WHAT THIS TASK INVOLVES
The full set of records must be returned exactly, character for character.

AVAILABLE DATA
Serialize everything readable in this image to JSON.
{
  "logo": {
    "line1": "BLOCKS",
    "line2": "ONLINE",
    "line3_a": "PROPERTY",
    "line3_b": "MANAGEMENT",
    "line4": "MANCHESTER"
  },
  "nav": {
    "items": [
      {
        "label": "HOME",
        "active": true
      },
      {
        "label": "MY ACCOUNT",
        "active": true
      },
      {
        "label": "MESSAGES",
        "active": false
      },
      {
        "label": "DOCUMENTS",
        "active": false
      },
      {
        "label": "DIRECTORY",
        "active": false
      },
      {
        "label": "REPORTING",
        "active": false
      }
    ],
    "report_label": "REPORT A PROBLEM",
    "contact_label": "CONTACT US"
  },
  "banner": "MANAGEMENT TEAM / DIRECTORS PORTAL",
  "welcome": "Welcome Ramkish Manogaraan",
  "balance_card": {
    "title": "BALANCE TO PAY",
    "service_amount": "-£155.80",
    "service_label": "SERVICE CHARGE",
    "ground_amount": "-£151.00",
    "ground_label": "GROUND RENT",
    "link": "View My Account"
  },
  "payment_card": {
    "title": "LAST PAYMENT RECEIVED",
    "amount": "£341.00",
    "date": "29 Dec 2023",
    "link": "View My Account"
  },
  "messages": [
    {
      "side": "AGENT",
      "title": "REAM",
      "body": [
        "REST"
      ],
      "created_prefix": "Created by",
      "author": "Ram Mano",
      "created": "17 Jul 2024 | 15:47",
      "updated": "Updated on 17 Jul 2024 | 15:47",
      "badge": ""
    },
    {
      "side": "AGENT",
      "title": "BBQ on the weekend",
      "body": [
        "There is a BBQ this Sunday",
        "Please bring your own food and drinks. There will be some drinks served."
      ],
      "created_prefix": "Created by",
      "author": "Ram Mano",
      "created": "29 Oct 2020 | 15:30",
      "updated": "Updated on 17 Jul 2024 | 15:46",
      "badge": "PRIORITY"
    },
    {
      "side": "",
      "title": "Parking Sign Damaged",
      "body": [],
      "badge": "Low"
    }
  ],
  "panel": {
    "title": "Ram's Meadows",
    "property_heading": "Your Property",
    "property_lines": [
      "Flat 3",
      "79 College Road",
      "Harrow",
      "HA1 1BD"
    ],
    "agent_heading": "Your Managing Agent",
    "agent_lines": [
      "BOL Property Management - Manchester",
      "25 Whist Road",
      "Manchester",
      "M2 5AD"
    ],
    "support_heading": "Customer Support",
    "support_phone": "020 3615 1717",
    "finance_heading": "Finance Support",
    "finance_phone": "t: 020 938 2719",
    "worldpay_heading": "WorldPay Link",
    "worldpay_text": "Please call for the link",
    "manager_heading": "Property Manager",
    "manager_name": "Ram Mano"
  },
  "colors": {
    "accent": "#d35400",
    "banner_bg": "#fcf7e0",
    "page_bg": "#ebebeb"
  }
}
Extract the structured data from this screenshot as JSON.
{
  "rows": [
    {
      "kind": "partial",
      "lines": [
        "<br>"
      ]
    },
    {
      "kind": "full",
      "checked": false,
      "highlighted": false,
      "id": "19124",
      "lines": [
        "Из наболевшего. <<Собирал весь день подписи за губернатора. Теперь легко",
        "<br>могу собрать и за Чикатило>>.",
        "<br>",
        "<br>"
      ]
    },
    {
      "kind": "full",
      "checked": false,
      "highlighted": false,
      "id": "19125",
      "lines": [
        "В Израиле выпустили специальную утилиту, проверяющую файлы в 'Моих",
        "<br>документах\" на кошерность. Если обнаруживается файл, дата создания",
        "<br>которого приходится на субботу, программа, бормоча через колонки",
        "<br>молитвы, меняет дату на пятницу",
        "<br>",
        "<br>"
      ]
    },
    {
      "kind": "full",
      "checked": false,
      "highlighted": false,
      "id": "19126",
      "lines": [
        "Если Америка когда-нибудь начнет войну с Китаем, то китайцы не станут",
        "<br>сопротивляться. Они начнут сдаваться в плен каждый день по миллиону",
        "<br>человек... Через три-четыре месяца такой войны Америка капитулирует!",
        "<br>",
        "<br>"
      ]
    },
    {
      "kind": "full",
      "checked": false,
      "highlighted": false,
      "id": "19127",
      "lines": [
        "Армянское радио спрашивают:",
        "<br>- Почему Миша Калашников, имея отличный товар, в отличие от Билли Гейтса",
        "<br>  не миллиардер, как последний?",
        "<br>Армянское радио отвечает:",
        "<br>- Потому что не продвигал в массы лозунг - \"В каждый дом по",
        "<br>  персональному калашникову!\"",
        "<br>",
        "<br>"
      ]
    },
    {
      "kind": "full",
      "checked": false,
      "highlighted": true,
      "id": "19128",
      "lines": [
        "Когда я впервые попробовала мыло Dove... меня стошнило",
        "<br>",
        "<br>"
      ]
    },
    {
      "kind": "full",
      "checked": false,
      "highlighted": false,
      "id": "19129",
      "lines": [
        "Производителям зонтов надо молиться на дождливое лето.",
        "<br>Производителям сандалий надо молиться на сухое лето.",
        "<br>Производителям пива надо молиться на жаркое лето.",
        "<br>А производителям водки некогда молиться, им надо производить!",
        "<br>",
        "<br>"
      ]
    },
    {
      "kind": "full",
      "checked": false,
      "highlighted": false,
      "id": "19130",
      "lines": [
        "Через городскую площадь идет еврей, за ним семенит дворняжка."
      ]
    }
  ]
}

ANSWER FOR THE TASK
Serialize everything readable in this image to JSON.
{
  "logo": {
    "line1": "BLOCKS",
    "line2": "ONLINE",
    "line3_a": "PROPERTY",
    "line3_b": "MANAGEMENT",
    "line4": "MANCHESTER"
  },
  "nav": {
    "items": [
      {
        "label": "HOME",
        "active": true
      },
      {
        "label": "MY ACCOUNT",
        "active": true
      },
      {
        "label": "MESSAGES",
        "active": false
      },
      {
        "label": "DOCUMENTS",
        "active": false
      },
      {
        "label": "DIRECTORY",
        "active": false
      },
      {
        "label": "REPORTING",
        "active": false
      }
    ],
    "report_label": "REPORT A PROBLEM",
    "contact_label": "CONTACT US"
  },
  "banner": "MANAGEMENT TEAM / DIRECTORS PORTAL",
  "welcome": "Welcome Ramkish Manogaraan",
  "balance_card": {
    "title": "BALANCE TO PAY",
    "service_amount": "-£155.80",
    "service_label": "SERVICE CHARGE",
    "ground_amount": "-£151.00",
    "ground_label": "GROUND RENT",
    "link": "View My Account"
  },
  "payment_card": {
    "title": "LAST PAYMENT RECEIVED",
    "amount": "£341.00",
    "date": "29 Dec 2023",
    "link": "View My Account"
  },
  "messages": [
    {
      "side": "AGENT",
      "title": "REAM",
      "body": [
        "REST"
      ],
      "created_prefix": "Created by",
      "author": "Ram Mano",
      "created": "17 Jul 2024 | 15:47",
      "updated": "Updated on 17 Jul 2024 | 15:47",
      "badge": ""
    },
    {
      "side": "AGENT",
      "title": "BBQ on the weekend",
      "body": [
        "There is a BBQ this Sunday",
        "Please bring your own food and drinks. There will be some drinks served."
      ],
      "created_prefix": "Created by",
      "author": "Ram Mano",
      "created": "29 Oct 2020 | 15:30",
      "updated": "Updated on 17 Jul 2024 | 15:46",
      "badge": "PRIORITY"
    },
    {
      "side": "",
      "title": "Parking Sign Damaged",
      "body": [],
      "badge": "Low"
    }
  ],
  "panel": {
    "title": "Ram's Meadows",
    "property_heading": "Your Property",
    "property_lines": [
      "Flat 3",
      "79 College Road",
      "Harrow",
      "HA1 1BD"
    ],
    "agent_heading": "Your Managing Agent",
    "agent_lines": [
      "BOL Property Management - Manchester",
      "25 Whist Road",
      "Manchester",
      "M2 5AD"
    ],
    "support_heading": "Customer Support",
    "support_phone": "020 3615 1717",
    "finance_heading": "Finance Support",
    "finance_phone": "t: 020 938 2719",
    "worldpay_heading": "WorldPay Link",
    "worldpay_text": "Please call for the link",
    "manager_heading": "Property Manager",
    "manager_name": "Ram Mano"
  },
  "colors": {
    "accent": "#d35400",
    "banner_bg": "#fcf7e0",
    "page_bg": "#ebebeb"
  }
}
Extract the structured data from this screenshot as JSON.
{
  "rows": [
    {
      "kind": "partial",
      "lines": [
        "<br>"
      ]
    },
    {
      "kind": "full",
      "checked": false,
      "highlighted": false,
      "id": "19124",
      "lines": [
        "Из наболевшего. <<Собирал весь день подписи за губернатора. Теперь легко",
        "<br>могу собрать и за Чикатило>>.",
        "<br>",
        "<br>"
      ]
    },
    {
      "kind": "full",
      "checked": false,
      "highlighted": false,
      "id": "19125",
      "lines": [
        "В Израиле выпустили специальную утилиту, проверяющую файлы в 'Моих",
        "<br>документах\" на кошерность. Если обнаруживается файл, дата создания",
        "<br>которого приходится на субботу, программа, бормоча через колонки",
        "<br>молитвы, меняет дату на пятницу",
        "<br>",
        "<br>"
      ]
    },
    {
      "kind": "full",
      "checked": false,
      "highlighted": false,
      "id": "19126",
      "lines": [
        "Если Америка когда-нибудь начнет войну с Китаем, то китайцы не станут",
        "<br>сопротивляться. Они начнут сдаваться в плен каждый день по миллиону",
        "<br>человек... Через три-четыре месяца такой войны Америка капитулирует!",
        "<br>",
        "<br>"
      ]
    },
    {
      "kind": "full",
      "checked": false,
      "highlighted": false,
      "id": "19127",
      "lines": [
        "Армянское радио спрашивают:",
        "<br>- Почему Миша Калашников, имея отличный товар, в отличие от Билли Гейтса",
        "<br>  не миллиардер, как последний?",
        "<br>Армянское радио отвечает:",
        "<br>- Потому что не продвигал в массы лозунг - \"В каждый дом по",
        "<br>  персональному калашникову!\"",
        "<br>",
        "<br>"
      ]
    },
    {
      "kind": "full",
      "checked": false,
      "highlighted": true,
      "id": "19128",
      "lines": [
        "Когда я впервые попробовала мыло Dove... меня стошнило",
        "<br>",
        "<br>"
      ]
    },
    {
      "kind": "full",
      "checked": false,
      "highlighted": false,
      "id": "19129",
      "lines": [
        "Производителям зонтов надо молиться на дождливое лето.",
        "<br>Производителям сандалий надо молиться на сухое лето.",
        "<br>Производителям пива надо молиться на жаркое лето.",
        "<br>А производителям водки некогда молиться, им надо производить!",
        "<br>",
        "<br>"
      ]
    },
    {
      "kind": "full",
      "checked": false,
      "highlighted": false,
      "id": "19130",
      "lines": [
        "Через городскую площадь идет еврей, за ним семенит дворняжка."
      ]
    }
  ]
}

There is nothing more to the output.